Collected data entries
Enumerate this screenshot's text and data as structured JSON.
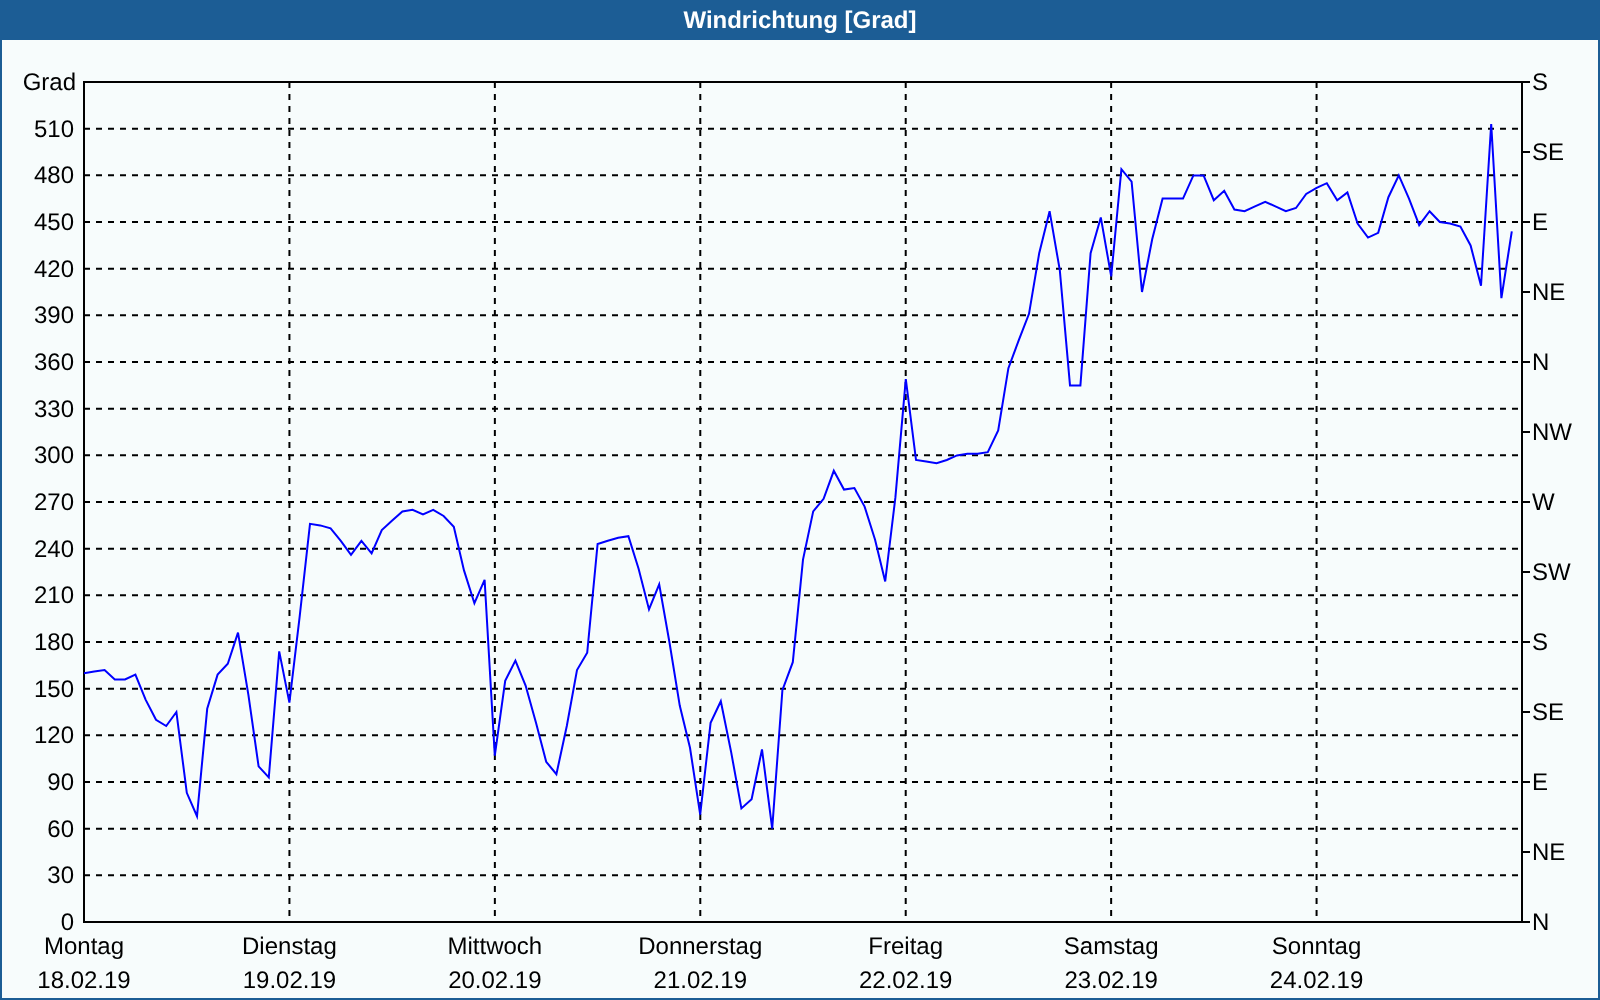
{
  "window": {
    "title": "Windrichtung [Grad]"
  },
  "chart": {
    "chart_data": {
      "type": "line",
      "grid": true,
      "ylabel": "Grad",
      "ylim": [
        0,
        540
      ],
      "yticks": [
        0,
        30,
        60,
        90,
        120,
        150,
        180,
        210,
        240,
        270,
        300,
        330,
        360,
        390,
        420,
        450,
        480,
        510
      ],
      "categories": [
        "Montag",
        null,
        null,
        null,
        null,
        null,
        null,
        null,
        null,
        null,
        null,
        null,
        null,
        null,
        null,
        null,
        null,
        null,
        null,
        null,
        "Dienstag",
        null,
        null,
        null,
        null,
        null,
        null,
        null,
        null,
        null,
        null,
        null,
        null,
        null,
        null,
        null,
        null,
        null,
        null,
        null,
        "Mittwoch",
        null,
        null,
        null,
        null,
        null,
        null,
        null,
        null,
        null,
        null,
        null,
        null,
        null,
        null,
        null,
        null,
        null,
        null,
        null,
        "Donnerstag",
        null,
        null,
        null,
        null,
        null,
        null,
        null,
        null,
        null,
        null,
        null,
        null,
        null,
        null,
        null,
        null,
        null,
        null,
        null,
        "Freitag",
        null,
        null,
        null,
        null,
        null,
        null,
        null,
        null,
        null,
        null,
        null,
        null,
        null,
        null,
        null,
        null,
        null,
        null,
        null,
        "Samstag",
        null,
        null,
        null,
        null,
        null,
        null,
        null,
        null,
        null,
        null,
        null,
        null,
        null,
        null,
        null,
        null,
        null,
        null,
        null,
        "Sonntag",
        null,
        null,
        null,
        null,
        null,
        null,
        null,
        null,
        null,
        null,
        null,
        null,
        null,
        null,
        null,
        null,
        null,
        null,
        null
      ],
      "series": [
        {
          "color": "#0000ff",
          "values": [
            160,
            161,
            162,
            156,
            156,
            159,
            143,
            130,
            126,
            135,
            83,
            68,
            137,
            159,
            166,
            186,
            146,
            100,
            93,
            174,
            141,
            196,
            256,
            255,
            253,
            245,
            236,
            245,
            237,
            252,
            258,
            264,
            265,
            262,
            265,
            261,
            254,
            226,
            205,
            220,
            107,
            155,
            168,
            152,
            128,
            103,
            95,
            126,
            162,
            173,
            243,
            245,
            247,
            248,
            227,
            201,
            217,
            180,
            139,
            112,
            69,
            128,
            142,
            109,
            73,
            79,
            111,
            60,
            149,
            167,
            233,
            264,
            272,
            290,
            278,
            279,
            267,
            246,
            219,
            273,
            349,
            297,
            296,
            295,
            297,
            300,
            301,
            301,
            302,
            316,
            356,
            374,
            391,
            430,
            457,
            419,
            345,
            345,
            430,
            453,
            415,
            484,
            476,
            405,
            439,
            465,
            465,
            465,
            480,
            480,
            464,
            470,
            458,
            457,
            460,
            463,
            460,
            457,
            459,
            468,
            472,
            475,
            464,
            469,
            449,
            440,
            443,
            466,
            480,
            465,
            448,
            457,
            450,
            449,
            447,
            435,
            409,
            513,
            401,
            444
          ]
        }
      ]
    },
    "date_labels": [
      "18.02.19",
      "19.02.19",
      "20.02.19",
      "21.02.19",
      "22.02.19",
      "23.02.19",
      "24.02.19"
    ],
    "compass_labels": [
      "S",
      "SE",
      "E",
      "NE",
      "N",
      "NW",
      "W",
      "SW",
      "S",
      "SE",
      "E",
      "NE",
      "N"
    ]
  }
}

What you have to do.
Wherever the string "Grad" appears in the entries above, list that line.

Completed task.
    "title": "Windrichtung [Grad]"
      "ylabel": "Grad",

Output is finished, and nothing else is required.